11. Mr. Hal Miller

asked the Secretary of State for Energy what is the current price per therm to industrial users of oil, gas, electricity and coal; and how these will be affected by increases already announced.

Mr. Lawson

Prices based on my Department's survey of 900 large industrial consumers are published quarterly in "Energy Trends". I have asked for the latest available figures to be published in the Official Report.

Looking ahead, current coal prices will run until November. I hope that we can look forward to some stability in gas prices and I would expect electricity prices to rise broadly in line with inflation. Falling crude oil prices and weak demand mean that there is scope for buyers to seek lower oil product prices through aggressive purchasing.

Mr. Miller

While thanking my right hon. Friend for that reply, which I note was different from the answer to question No. 10, may I ask him to tell the House—as he referred in an earlier reply to market prices—what part of the elements that make up the price is represented by the external financing limit set by the Government, including the contributions required of electricity and gas, and what part is represented by the management and cost structure, and how those are being looked at with a view to reduction?

Mr. Lawson

My hon. Friend knows that gas is, if anything, below what would be the free market price. That is clearly the case, because the demand for gas for industry exceeds the available supply. The electricity industry follows a policy of long-run, marginal-cost pricing. That brings us to the important question that my hon. Friend rightly raised concerning the structure of the industries' costs. It is a major objective of the Government to do everything that they can to bear down on the costs of nationalised industries in general and the monopoly industries in particular. My hon. Friend knows of the recently announced list of Monopolies and Mergers Commission references, which is addressed to precisely that objective.

Mr. Hardy

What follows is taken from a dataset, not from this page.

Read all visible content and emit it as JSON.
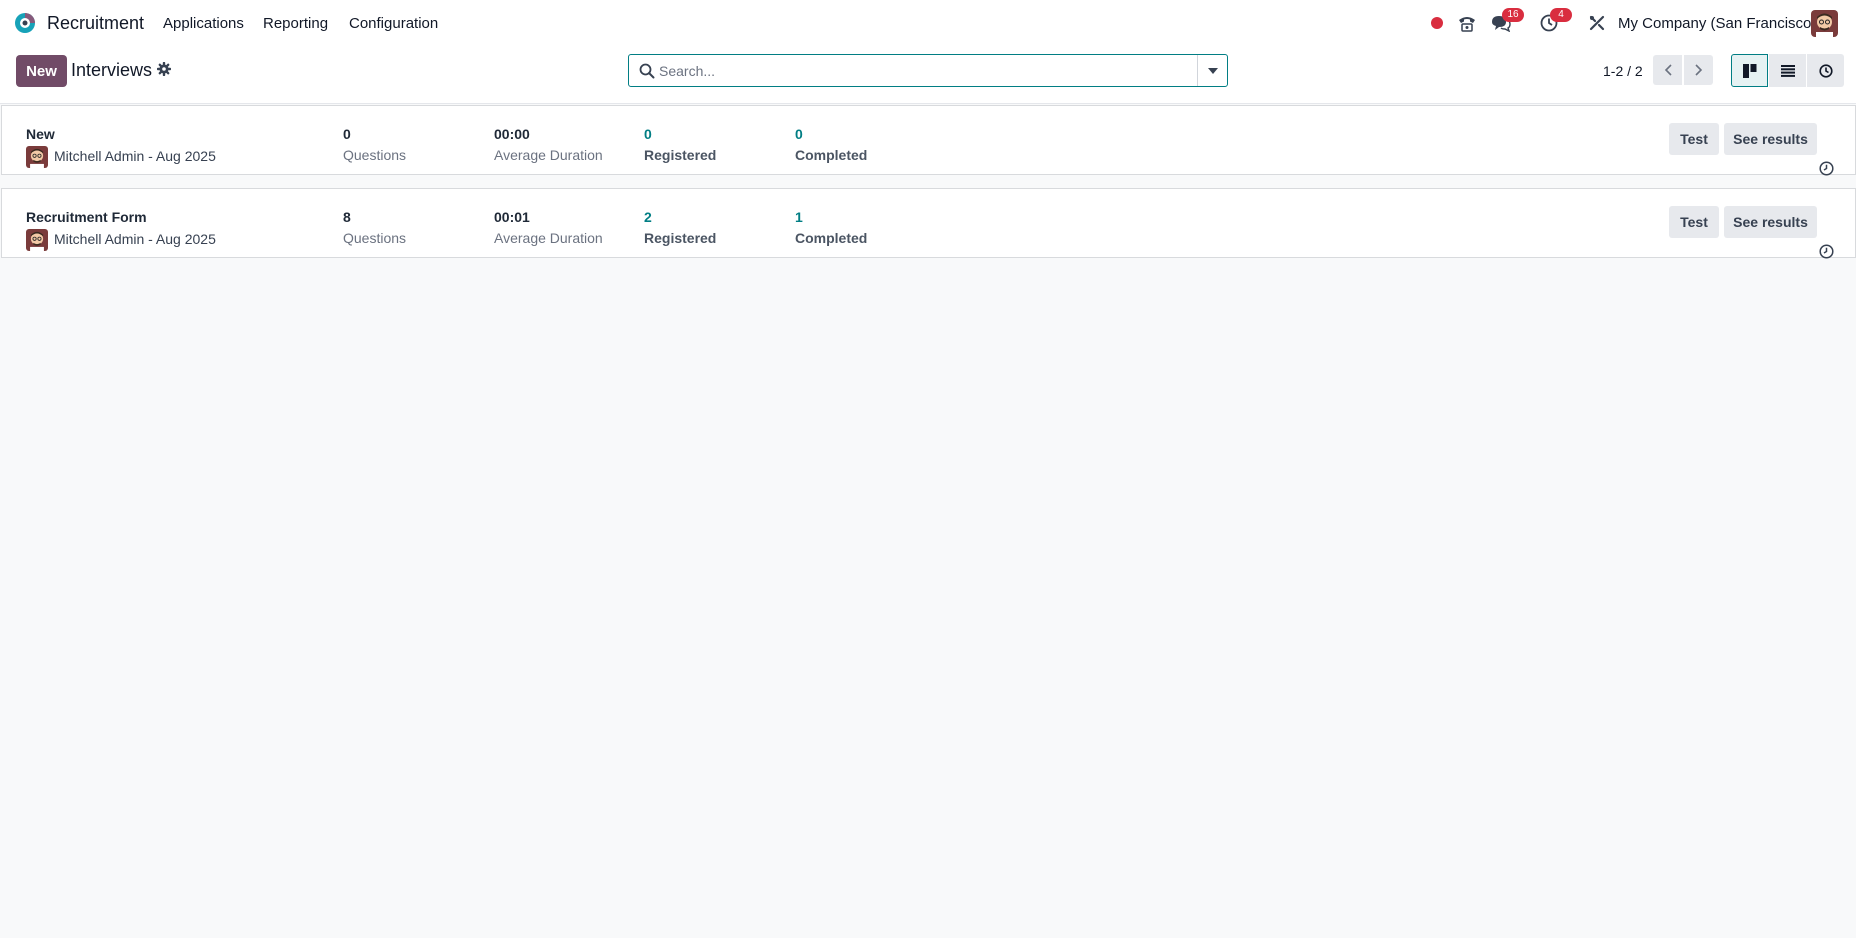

Does the right hon. Gentleman agree that in relation to electricity the position is extremely serious in certain industries? Will he reflect on the fact that at previous Question Times he has compared our position with that of France and has suggested that the French gain enormous benefit from cheaper nuclear electricity? Will he accept that those previous answers have igored the fact that the £1.4 billion write-off of capital expenditure to assist French nuclear generation is yet another example of how other Governments do not leave their industries with one hand tied behind their backs?

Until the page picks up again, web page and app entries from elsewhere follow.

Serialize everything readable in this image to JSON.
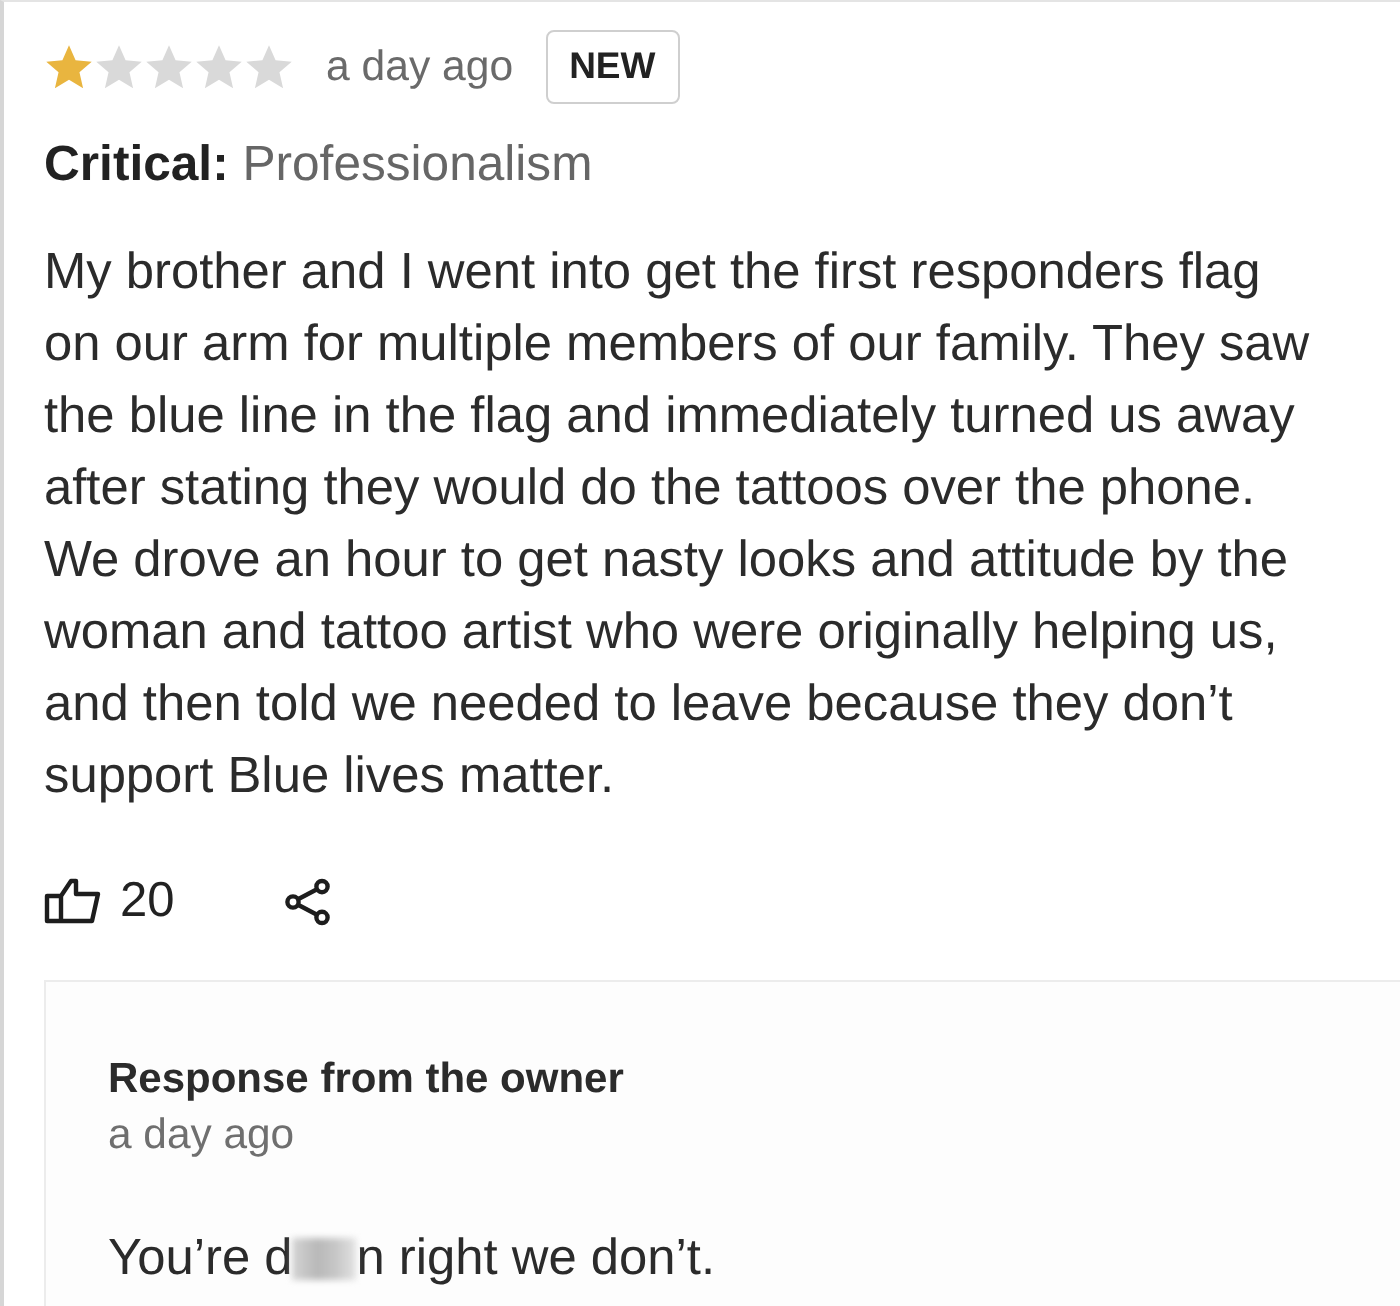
{
  "review": {
    "stars": 1,
    "time": "a day ago",
    "badge": "NEW",
    "category_label": "Critical:",
    "category": "Professionalism",
    "body": "My brother and I went into get the first responders flag on our arm for multiple members of our family. They saw the blue line in the flag and immediately turned us away after stating they would do the tattoos over the phone. We drove an hour to get nasty looks and attitude by the woman and tattoo artist who were originally helping us, and then told we needed to leave because they don’t support Blue lives matter.",
    "likes": "20"
  },
  "owner_response": {
    "title": "Response from the owner",
    "time": "a day ago",
    "text_before_blur": "You’re d",
    "blurred": true,
    "text_after_blur": "n right we don’t."
  }
}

Mr. Lawson

There is no point in the hon. Gentleman trying to bury his head in the sand. The French industry has a substantial advantage as a result of the large proportion of relatively cheap nuclear power that is available in France. Had we made the same sort of progress under the Labour Government we would have a different structure of electricity prices today.

Mr. Stokes

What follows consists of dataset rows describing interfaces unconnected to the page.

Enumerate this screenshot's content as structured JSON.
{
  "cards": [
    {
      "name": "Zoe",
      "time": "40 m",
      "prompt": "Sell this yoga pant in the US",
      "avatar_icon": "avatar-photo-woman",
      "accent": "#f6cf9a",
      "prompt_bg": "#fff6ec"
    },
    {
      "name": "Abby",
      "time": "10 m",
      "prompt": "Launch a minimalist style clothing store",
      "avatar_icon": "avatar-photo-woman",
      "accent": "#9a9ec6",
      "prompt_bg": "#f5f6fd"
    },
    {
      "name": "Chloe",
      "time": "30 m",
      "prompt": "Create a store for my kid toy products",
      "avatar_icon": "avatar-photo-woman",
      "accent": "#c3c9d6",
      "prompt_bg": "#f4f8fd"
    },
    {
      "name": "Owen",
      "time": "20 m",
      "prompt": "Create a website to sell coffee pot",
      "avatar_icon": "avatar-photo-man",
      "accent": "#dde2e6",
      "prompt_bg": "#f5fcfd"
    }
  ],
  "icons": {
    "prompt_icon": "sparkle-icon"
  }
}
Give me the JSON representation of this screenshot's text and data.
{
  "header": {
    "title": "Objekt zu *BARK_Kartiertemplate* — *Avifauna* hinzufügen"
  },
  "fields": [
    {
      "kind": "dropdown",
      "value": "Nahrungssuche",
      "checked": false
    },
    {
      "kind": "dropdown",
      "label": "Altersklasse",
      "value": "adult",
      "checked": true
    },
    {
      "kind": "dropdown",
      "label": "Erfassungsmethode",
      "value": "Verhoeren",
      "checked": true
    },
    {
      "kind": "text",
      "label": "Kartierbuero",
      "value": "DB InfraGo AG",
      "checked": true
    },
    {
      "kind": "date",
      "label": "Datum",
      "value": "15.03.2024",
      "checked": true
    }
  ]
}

Will my right hon. Friend tell me, with his usual candour, whether domestic consumers of oil will share the benefits that industry will gain from lower oil prices?

Mr. Lawson

This is a free market, but my hon. Friend knows that there are already considerable signs at the petrol pumps of falling prices, from which the domestic consumer is able to draw full benefit.

Mr. Eadie

When the right hon. Gentleman replies to letters and communications does he, as I hope, make it clear that Government policy is responsible for the substantial increase in energy and gas prices?

Mr. Lawson

The Government have had the courage to stop the policy of the previous Government of holding gas prices to the domestic consumer artificially low, as a result of which industry had to pay substantially more. By getting a better balance between the price of gas to the home and the price to industry we have addressed ourselves to what is undoubtedly the major problem in energy pricing.

Following are the figures:

Prices Based on Survey of 900 Large Industrial Consumers Provisional fourth quarter, 1981
£—tonne p/kwh p/therm*
Heavy Fuel Oil 115.51 28.5
Gas Oil 189.51 44.0
Gas 22.57
Electricity 2.889 84.7
Coal 41.93 16.3
Source: Department of Energy.
* Prices are not directly comparable as the costs to the consumer depend on the efficiency with which the fuel is used.